[Study material]
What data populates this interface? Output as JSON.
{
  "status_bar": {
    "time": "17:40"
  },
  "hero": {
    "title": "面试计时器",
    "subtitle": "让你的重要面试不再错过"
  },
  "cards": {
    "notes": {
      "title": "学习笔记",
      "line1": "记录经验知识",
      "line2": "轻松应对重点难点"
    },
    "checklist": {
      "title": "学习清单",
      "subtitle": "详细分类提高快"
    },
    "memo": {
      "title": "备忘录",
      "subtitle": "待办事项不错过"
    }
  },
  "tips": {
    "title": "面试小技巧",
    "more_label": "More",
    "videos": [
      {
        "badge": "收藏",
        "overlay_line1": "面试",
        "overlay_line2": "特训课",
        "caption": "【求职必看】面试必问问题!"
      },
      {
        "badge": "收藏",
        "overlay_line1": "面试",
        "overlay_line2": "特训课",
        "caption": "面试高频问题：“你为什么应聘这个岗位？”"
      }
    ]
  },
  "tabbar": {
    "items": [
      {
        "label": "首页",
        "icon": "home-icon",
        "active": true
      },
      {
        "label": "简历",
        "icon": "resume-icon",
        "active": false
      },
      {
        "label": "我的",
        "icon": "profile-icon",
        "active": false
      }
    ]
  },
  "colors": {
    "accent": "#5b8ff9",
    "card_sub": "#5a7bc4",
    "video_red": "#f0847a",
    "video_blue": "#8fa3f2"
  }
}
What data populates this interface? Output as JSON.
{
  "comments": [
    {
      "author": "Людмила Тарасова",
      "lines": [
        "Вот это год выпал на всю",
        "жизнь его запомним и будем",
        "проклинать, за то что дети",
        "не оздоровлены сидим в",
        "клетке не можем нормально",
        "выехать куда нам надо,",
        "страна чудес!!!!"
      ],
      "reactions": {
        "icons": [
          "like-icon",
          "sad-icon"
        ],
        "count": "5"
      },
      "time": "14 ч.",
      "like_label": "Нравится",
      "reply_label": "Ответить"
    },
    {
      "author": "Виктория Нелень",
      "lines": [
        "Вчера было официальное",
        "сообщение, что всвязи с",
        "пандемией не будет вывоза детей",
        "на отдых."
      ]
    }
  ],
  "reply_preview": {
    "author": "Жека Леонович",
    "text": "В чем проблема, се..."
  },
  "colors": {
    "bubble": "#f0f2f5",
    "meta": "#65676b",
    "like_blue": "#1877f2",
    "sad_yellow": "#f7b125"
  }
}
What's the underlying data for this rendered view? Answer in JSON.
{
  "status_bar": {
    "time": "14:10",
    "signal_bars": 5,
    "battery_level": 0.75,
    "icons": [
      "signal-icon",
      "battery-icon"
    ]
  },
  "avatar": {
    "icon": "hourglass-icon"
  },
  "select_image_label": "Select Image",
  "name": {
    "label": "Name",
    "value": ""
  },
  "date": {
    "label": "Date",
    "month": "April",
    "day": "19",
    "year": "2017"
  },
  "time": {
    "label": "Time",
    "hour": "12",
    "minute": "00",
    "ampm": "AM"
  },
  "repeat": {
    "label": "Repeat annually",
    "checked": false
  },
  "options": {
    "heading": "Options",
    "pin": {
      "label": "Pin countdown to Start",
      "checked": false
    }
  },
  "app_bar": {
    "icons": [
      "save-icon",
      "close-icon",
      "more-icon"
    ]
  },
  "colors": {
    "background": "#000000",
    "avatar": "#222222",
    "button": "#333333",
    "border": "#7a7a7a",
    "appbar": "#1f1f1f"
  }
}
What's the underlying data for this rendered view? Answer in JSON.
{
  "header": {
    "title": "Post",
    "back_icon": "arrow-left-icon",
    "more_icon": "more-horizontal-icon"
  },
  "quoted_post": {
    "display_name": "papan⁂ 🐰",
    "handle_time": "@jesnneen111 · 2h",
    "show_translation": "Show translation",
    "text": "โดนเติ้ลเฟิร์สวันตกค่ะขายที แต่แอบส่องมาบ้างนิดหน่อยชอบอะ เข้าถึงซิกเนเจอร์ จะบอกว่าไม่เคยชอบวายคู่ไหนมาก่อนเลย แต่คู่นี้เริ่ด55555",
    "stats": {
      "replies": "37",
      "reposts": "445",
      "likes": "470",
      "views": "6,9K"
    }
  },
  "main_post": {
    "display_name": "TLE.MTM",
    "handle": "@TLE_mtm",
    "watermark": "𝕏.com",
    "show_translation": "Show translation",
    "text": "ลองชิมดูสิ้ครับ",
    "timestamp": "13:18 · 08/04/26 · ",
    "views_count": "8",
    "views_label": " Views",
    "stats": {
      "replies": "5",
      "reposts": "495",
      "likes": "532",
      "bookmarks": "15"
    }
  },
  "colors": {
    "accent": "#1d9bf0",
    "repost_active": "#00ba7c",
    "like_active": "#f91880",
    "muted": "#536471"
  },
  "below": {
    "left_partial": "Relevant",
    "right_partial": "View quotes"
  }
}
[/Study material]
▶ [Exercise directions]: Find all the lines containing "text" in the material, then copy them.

▶ [Response to the task]:
    "text": "В чем проблема, се..."
    "text": "โดนเติ้ลเฟิร์สวันตกค่ะขายที แต่แอบส่องมาบ้างนิดหน่อยชอบอะ เข้าถึงซิกเนเจอร์ จะบอกว่าไม่เคยชอบวายคู่ไหนมาก่อนเลย แต่คู่นี้เริ่ด55555",
    "text": "ลองชิมดูสิ้ครับ",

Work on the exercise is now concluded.